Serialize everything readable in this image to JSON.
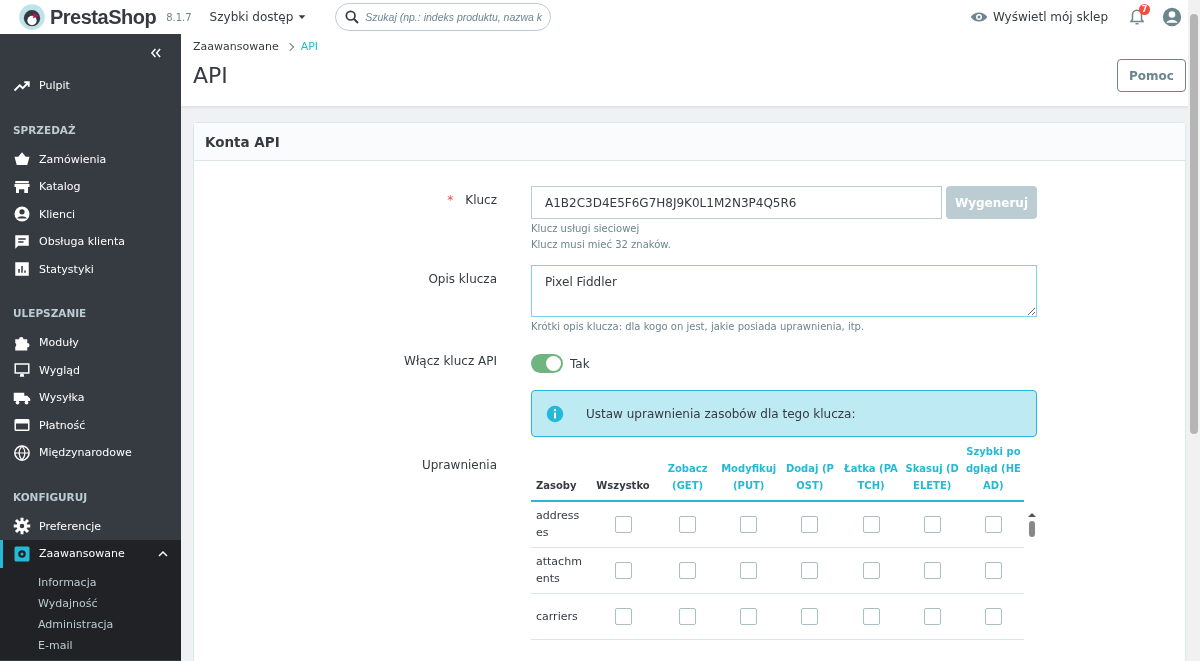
{
  "header": {
    "logo": "PrestaShop",
    "version": "8.1.7",
    "quick_access": "Szybki dostęp",
    "search": {
      "placeholder": "Szukaj (np.: indeks produktu, nazwa k"
    },
    "view_shop": "Wyświetl mój sklep",
    "notifications": "7"
  },
  "sidebar": {
    "items": [
      {
        "kind": "item",
        "label": "Pulpit",
        "selected": false
      },
      {
        "kind": "section",
        "label": "SPRZEDAŻ"
      },
      {
        "kind": "item",
        "label": "Zamówienia",
        "selected": false
      },
      {
        "kind": "item",
        "label": "Katalog",
        "selected": false
      },
      {
        "kind": "item",
        "label": "Klienci",
        "selected": false
      },
      {
        "kind": "item",
        "label": "Obsługa klienta",
        "selected": false
      },
      {
        "kind": "item",
        "label": "Statystyki",
        "selected": false
      },
      {
        "kind": "section",
        "label": "ULEPSZANIE"
      },
      {
        "kind": "item",
        "label": "Moduły",
        "selected": false
      },
      {
        "kind": "item",
        "label": "Wygląd",
        "selected": false
      },
      {
        "kind": "item",
        "label": "Wysyłka",
        "selected": false
      },
      {
        "kind": "item",
        "label": "Płatność",
        "selected": false
      },
      {
        "kind": "item",
        "label": "Międzynarodowe",
        "selected": false
      },
      {
        "kind": "section",
        "label": "KONFIGURUJ"
      },
      {
        "kind": "item",
        "label": "Preferencje",
        "selected": false
      },
      {
        "kind": "item",
        "label": "Zaawansowane",
        "selected": true,
        "expanded": true,
        "children": [
          {
            "label": "Informacja"
          },
          {
            "label": "Wydajność"
          },
          {
            "label": "Administracja"
          },
          {
            "label": "E-mail"
          }
        ]
      }
    ]
  },
  "breadcrumb": [
    {
      "label": "Zaawansowane",
      "selected": false
    },
    {
      "label": "API",
      "selected": true
    }
  ],
  "page_title": "API",
  "help_button": "Pomoc",
  "card": {
    "title": "Konta API",
    "key": {
      "label": "Klucz",
      "required_mark": "*",
      "value": "A1B2C3D4E5F6G7H8J9K0L1M2N3P4Q5R6",
      "button": "Wygeneruj",
      "button_disabled": true,
      "help": [
        "Klucz usługi sieciowej",
        "Klucz musi mieć 32 znaków."
      ]
    },
    "description": {
      "label": "Opis klucza",
      "value": "Pixel Fiddler",
      "help": "Krótki opis klucza: dla kogo on jest, jakie posiada uprawnienia, itp."
    },
    "enable": {
      "label": "Włącz klucz API",
      "on": true,
      "text": "Tak"
    },
    "info": "Ustaw uprawnienia zasobów dla tego klucza:",
    "permissions": {
      "label": "Uprawnienia",
      "columns": [
        {
          "label": "Zasoby",
          "kind": "plain"
        },
        {
          "label": "Wszystko",
          "kind": "plain"
        },
        {
          "label": "Zobacz (GET)",
          "kind": "method"
        },
        {
          "label": "Modyfikuj (PUT)",
          "kind": "method"
        },
        {
          "label": "Dodaj (POST)",
          "kind": "method"
        },
        {
          "label": "Łatka (PATCH)",
          "kind": "method"
        },
        {
          "label": "Skasuj (DELETE)",
          "kind": "method"
        },
        {
          "label": "Szybki podgląd (HEAD)",
          "kind": "method"
        }
      ],
      "rows": [
        {
          "resource": "addresses",
          "checked": [
            false,
            false,
            false,
            false,
            false,
            false,
            false
          ]
        },
        {
          "resource": "attachments",
          "checked": [
            false,
            false,
            false,
            false,
            false,
            false,
            false
          ]
        },
        {
          "resource": "carriers",
          "checked": [
            false,
            false,
            false,
            false,
            false,
            false,
            false
          ]
        }
      ]
    }
  }
}
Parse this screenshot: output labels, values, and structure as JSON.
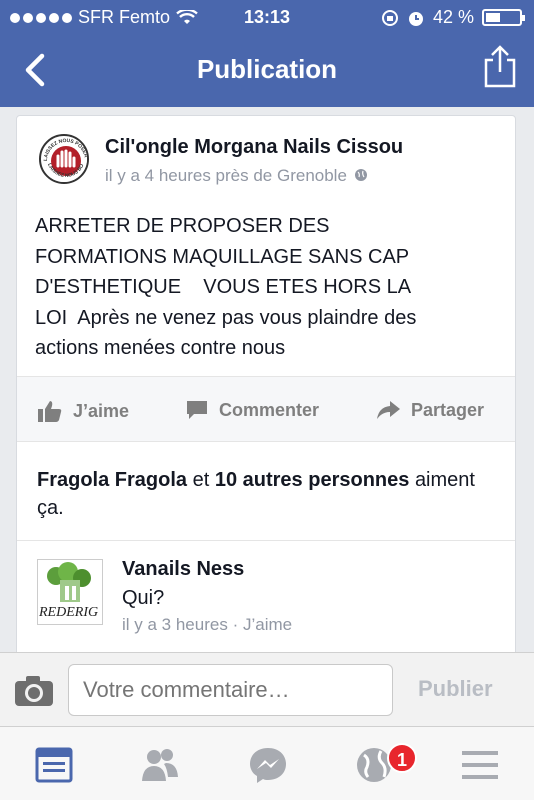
{
  "status_bar": {
    "carrier": "SFR Femto",
    "time": "13:13",
    "battery": "42 %"
  },
  "nav": {
    "title": "Publication"
  },
  "post": {
    "author": "Cil'ongle Morgana Nails Cissou",
    "meta": "il y a 4 heures près de Grenoble",
    "text": "ARRETER DE PROPOSER DES\nFORMATIONS MAQUILLAGE SANS CAP\nD'ESTHETIQUE    VOUS ETES HORS LA\nLOI  Après ne venez pas vous plaindre des\nactions menées contre nous",
    "avatar_text_top": "LAISSEZ NOUS POSER",
    "avatar_text_bottom": "LAISSEZ NOUS BOSSER !"
  },
  "actions": {
    "like": "J’aime",
    "comment": "Commenter",
    "share": "Partager"
  },
  "likes": {
    "name": "Fragola Fragola",
    "connector": "et",
    "others": "10 autres personnes",
    "suffix": "aiment ça."
  },
  "comment": {
    "author": "Vanails Ness",
    "text": "Qui?",
    "time": "il y a 3 heures",
    "separator": "·",
    "like": "J’aime",
    "avatar_logo": "REDERIG"
  },
  "composer": {
    "placeholder": "Votre commentaire…",
    "publish": "Publier"
  },
  "tabs": {
    "notifications_badge": "1"
  },
  "colors": {
    "brand": "#4a67ad",
    "badge": "#e8262d"
  },
  "icons": [
    "signal-dots",
    "wifi-icon",
    "rotation-lock-icon",
    "alarm-icon",
    "battery-icon",
    "back-icon",
    "share-icon",
    "globe-icon",
    "like-icon",
    "comment-icon",
    "share-arrow-icon",
    "camera-icon",
    "news-feed-icon",
    "friends-icon",
    "messenger-icon",
    "notifications-icon",
    "menu-icon"
  ]
}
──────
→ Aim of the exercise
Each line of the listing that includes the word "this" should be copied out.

→ Written solution
Serialize everything readable in this image to JSON.
Parse this screenshot: output labels, values, and structure as JSON.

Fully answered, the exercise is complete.